======== INFORMATION SHOWN

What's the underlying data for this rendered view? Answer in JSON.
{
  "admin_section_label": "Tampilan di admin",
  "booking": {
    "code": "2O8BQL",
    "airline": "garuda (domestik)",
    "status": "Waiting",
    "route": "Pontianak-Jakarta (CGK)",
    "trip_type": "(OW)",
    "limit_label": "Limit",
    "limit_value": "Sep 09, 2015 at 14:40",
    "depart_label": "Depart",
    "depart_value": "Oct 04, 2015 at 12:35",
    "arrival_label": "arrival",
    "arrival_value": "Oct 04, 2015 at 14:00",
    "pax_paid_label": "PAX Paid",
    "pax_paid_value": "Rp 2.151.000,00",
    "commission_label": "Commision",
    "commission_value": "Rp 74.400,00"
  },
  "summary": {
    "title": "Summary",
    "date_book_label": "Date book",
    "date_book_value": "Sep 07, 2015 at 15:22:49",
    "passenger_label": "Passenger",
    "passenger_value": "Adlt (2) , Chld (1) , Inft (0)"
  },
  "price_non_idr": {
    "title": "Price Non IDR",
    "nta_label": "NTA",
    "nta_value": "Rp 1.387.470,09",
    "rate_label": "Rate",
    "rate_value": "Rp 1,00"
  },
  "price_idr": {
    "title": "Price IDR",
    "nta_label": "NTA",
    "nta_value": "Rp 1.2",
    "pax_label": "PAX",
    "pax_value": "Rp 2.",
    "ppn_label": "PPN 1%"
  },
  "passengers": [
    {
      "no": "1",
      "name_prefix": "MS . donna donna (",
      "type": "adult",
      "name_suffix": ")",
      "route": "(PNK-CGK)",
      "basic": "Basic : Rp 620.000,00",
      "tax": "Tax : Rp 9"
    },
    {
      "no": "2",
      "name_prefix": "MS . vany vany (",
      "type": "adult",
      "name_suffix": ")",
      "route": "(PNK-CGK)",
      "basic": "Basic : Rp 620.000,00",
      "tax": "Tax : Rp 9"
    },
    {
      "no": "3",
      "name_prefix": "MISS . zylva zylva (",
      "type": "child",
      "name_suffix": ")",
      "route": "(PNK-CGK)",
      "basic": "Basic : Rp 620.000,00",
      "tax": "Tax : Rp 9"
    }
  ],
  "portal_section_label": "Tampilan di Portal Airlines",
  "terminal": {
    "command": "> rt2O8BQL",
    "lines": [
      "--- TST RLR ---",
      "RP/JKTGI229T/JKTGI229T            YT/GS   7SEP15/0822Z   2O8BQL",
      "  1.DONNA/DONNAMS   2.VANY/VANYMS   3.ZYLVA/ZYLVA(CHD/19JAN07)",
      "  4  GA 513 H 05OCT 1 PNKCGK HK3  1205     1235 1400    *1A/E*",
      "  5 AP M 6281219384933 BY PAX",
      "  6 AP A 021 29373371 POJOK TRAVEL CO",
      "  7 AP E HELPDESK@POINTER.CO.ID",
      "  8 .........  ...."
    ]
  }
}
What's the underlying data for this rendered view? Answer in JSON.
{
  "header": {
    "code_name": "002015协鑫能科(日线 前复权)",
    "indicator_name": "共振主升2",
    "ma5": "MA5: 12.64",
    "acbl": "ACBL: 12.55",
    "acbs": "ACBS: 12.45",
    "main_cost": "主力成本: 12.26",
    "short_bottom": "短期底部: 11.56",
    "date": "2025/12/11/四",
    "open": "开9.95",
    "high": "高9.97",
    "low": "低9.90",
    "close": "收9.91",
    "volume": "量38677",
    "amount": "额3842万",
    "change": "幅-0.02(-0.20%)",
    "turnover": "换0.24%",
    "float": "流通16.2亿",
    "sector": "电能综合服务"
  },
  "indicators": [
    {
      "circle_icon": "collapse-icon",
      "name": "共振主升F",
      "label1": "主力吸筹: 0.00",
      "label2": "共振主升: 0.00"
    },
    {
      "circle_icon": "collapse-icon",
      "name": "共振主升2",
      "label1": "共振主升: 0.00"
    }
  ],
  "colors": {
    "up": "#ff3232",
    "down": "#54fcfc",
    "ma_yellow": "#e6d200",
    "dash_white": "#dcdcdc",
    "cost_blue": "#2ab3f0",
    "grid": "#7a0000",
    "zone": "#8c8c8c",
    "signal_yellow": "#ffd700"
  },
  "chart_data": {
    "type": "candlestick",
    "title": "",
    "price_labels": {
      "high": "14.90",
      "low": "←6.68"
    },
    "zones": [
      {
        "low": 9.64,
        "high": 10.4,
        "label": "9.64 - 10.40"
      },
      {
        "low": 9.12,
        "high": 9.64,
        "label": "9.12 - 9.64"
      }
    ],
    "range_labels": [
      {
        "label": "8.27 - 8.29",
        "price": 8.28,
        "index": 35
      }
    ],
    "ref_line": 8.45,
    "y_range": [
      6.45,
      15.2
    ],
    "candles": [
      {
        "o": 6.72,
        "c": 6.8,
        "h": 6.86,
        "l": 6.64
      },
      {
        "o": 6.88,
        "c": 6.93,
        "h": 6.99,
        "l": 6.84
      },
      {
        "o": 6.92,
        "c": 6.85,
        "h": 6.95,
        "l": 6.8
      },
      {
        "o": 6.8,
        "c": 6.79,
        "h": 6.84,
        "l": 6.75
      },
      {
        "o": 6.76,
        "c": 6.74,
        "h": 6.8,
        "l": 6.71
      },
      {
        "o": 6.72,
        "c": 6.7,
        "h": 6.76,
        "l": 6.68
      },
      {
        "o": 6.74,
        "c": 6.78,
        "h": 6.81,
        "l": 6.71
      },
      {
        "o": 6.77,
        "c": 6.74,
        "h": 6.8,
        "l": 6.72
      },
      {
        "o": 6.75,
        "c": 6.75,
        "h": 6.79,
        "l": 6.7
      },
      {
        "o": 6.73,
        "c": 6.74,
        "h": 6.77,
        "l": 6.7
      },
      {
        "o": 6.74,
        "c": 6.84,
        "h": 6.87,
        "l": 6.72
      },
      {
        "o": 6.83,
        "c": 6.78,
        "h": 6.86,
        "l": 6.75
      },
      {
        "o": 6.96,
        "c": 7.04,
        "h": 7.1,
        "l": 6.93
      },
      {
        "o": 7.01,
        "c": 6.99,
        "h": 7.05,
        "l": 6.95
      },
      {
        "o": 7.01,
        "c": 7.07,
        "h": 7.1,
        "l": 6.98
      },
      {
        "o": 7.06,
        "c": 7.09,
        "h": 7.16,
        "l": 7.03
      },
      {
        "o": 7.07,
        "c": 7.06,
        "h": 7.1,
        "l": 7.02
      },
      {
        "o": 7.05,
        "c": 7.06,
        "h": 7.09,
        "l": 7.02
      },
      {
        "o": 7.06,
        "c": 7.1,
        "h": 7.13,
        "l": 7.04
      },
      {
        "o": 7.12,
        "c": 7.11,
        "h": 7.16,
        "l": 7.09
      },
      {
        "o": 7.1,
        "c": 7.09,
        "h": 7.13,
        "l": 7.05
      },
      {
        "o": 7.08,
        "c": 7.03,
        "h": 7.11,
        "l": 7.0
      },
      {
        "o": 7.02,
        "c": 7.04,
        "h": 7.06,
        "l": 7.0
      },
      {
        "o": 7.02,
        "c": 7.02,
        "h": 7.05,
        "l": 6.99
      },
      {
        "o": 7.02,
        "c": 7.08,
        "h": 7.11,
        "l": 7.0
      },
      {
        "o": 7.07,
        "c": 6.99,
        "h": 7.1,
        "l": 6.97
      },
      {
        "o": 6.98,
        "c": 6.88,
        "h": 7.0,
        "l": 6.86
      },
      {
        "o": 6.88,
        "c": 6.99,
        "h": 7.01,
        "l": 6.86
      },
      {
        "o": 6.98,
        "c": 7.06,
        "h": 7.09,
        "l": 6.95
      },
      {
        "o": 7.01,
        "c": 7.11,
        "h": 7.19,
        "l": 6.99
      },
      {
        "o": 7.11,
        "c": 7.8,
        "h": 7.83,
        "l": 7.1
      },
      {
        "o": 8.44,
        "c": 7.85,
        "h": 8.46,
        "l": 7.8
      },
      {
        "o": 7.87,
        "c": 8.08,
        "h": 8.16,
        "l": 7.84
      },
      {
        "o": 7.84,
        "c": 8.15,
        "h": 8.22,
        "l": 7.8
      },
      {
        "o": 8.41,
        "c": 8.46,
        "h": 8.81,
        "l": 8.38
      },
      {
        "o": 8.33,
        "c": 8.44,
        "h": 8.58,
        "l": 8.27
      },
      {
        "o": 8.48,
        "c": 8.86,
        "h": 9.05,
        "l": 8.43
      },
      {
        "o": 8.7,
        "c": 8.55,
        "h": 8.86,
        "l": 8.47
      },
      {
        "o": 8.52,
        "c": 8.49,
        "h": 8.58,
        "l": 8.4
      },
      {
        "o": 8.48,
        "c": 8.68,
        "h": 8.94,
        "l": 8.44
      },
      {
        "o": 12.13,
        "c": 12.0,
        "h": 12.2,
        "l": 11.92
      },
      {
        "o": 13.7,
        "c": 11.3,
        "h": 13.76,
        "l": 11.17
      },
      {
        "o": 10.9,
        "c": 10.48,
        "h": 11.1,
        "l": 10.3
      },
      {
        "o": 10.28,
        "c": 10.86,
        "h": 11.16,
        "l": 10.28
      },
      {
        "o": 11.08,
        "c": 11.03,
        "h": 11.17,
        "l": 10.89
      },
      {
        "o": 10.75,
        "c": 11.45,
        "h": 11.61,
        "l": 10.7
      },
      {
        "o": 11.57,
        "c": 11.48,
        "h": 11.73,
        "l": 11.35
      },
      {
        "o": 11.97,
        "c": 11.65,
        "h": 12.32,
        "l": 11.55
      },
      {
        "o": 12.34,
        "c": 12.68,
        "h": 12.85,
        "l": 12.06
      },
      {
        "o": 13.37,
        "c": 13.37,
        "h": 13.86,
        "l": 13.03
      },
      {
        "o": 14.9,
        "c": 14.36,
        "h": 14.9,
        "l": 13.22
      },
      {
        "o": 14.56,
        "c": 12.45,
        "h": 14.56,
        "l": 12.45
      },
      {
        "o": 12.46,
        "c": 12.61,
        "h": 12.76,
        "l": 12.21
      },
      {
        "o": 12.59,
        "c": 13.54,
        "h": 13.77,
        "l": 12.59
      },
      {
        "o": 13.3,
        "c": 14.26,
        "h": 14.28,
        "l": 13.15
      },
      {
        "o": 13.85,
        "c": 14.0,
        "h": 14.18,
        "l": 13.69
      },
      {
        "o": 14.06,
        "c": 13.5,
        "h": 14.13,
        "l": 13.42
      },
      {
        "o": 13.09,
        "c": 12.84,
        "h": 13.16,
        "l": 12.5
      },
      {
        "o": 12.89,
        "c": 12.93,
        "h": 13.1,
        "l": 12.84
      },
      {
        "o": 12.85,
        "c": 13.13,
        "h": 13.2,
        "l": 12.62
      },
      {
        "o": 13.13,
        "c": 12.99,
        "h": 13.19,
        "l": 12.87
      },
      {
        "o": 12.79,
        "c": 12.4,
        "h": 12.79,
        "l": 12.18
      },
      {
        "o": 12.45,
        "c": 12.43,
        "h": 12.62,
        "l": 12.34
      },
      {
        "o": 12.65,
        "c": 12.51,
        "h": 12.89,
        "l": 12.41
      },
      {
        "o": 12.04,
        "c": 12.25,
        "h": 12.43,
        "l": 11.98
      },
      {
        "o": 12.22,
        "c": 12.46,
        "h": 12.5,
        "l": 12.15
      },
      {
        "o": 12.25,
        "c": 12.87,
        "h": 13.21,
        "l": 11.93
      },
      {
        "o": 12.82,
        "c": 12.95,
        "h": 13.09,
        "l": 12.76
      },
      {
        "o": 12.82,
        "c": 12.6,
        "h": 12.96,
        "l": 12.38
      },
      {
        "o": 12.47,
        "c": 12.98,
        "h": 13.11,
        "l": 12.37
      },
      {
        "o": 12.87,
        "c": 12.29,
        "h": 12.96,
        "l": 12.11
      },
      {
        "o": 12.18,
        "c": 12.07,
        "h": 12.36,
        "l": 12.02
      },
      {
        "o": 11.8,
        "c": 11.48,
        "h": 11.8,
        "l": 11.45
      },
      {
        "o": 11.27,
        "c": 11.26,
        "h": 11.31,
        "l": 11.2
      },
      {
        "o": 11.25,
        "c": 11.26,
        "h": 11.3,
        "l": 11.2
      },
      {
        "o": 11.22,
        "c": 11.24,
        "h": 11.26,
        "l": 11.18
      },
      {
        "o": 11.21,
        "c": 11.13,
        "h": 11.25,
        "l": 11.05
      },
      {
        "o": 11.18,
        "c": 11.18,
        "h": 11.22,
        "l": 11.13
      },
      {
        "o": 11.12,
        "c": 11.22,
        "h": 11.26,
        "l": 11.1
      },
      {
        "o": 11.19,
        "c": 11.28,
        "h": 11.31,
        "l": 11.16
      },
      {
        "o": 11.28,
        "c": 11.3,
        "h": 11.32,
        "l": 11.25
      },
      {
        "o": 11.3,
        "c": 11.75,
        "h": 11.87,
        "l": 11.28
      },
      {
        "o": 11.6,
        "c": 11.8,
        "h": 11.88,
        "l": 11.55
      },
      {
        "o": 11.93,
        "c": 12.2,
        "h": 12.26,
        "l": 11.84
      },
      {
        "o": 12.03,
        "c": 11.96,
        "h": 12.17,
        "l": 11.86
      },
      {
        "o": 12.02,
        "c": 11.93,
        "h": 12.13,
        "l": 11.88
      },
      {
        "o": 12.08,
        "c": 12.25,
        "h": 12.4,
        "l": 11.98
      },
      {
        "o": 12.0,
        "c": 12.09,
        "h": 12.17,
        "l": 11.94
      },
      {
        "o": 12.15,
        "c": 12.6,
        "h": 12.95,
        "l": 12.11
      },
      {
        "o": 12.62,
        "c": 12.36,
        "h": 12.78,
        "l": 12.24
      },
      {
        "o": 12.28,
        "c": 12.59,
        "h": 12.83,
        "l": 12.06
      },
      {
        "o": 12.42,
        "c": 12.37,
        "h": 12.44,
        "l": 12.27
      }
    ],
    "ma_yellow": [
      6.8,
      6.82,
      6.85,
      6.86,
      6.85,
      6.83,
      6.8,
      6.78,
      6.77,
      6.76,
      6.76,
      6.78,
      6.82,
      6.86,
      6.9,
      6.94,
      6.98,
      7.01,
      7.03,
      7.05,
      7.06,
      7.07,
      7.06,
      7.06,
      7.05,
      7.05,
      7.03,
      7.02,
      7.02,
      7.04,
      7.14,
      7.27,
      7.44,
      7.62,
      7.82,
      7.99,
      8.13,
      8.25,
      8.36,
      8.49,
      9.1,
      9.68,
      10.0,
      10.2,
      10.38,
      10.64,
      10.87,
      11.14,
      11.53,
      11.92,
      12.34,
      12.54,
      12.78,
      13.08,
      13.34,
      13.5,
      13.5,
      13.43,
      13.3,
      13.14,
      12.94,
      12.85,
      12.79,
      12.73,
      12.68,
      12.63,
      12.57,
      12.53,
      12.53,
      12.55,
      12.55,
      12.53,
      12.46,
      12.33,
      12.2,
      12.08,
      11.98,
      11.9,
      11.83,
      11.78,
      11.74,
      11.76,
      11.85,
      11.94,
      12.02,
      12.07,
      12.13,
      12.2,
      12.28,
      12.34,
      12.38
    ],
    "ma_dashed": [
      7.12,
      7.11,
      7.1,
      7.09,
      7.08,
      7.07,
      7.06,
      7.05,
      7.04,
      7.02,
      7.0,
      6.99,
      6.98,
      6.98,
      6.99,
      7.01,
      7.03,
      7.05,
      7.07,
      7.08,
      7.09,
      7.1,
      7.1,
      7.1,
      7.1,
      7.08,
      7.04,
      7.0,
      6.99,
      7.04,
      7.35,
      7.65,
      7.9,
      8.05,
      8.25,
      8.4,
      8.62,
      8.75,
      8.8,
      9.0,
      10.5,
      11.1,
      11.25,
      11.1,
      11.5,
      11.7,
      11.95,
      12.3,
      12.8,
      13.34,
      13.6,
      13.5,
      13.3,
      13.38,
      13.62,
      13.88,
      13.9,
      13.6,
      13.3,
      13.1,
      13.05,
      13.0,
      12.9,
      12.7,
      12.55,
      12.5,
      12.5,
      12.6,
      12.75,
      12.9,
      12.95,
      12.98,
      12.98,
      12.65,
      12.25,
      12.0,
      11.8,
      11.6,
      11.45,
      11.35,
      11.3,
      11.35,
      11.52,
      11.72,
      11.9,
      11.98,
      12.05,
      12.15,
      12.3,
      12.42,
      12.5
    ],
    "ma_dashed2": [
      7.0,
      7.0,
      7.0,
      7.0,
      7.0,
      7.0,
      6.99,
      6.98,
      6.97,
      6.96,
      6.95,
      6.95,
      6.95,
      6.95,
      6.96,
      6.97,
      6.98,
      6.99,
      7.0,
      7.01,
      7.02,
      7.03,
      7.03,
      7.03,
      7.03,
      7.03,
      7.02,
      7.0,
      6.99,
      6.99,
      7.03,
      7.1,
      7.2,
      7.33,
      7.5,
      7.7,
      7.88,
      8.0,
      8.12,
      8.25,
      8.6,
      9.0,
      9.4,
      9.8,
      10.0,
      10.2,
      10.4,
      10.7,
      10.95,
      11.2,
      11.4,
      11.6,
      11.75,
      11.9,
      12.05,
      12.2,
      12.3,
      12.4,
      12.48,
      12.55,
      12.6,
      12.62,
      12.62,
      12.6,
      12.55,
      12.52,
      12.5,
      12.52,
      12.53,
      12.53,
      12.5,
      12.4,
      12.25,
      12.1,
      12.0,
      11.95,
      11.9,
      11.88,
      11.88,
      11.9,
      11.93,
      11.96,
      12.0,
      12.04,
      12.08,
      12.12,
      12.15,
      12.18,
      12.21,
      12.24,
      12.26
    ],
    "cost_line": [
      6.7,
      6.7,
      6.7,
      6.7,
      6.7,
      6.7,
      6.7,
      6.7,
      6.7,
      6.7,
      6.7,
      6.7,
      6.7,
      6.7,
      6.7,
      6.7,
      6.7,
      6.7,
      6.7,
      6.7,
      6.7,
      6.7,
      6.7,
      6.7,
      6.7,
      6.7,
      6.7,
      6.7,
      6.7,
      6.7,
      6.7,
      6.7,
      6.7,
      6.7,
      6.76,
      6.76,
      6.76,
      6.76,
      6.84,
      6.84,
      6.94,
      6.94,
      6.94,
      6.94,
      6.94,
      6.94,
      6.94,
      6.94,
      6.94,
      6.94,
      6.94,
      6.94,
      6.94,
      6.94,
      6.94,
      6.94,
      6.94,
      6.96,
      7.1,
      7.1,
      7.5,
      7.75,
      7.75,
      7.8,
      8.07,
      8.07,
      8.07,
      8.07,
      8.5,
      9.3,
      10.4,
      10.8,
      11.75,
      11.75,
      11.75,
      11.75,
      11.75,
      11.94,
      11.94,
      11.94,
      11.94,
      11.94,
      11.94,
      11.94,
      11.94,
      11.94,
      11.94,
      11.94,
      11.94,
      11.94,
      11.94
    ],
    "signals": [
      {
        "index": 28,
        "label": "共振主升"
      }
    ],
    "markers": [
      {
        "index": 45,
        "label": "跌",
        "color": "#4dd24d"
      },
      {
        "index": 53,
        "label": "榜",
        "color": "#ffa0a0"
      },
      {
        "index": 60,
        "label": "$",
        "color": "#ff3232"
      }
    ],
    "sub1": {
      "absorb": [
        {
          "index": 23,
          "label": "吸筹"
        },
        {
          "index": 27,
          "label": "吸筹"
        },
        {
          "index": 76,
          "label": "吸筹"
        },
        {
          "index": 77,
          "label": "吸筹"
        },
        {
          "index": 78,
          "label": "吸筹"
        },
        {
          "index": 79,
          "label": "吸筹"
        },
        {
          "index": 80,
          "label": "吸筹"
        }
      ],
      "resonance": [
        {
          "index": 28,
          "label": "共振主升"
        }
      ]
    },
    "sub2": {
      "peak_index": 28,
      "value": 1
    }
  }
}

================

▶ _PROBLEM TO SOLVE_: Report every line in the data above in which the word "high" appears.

▶ _TASK SOLUTION_:
    "high": "高9.97",
      "high": "14.90",
        "high": 10.4,
        "high": 9.64,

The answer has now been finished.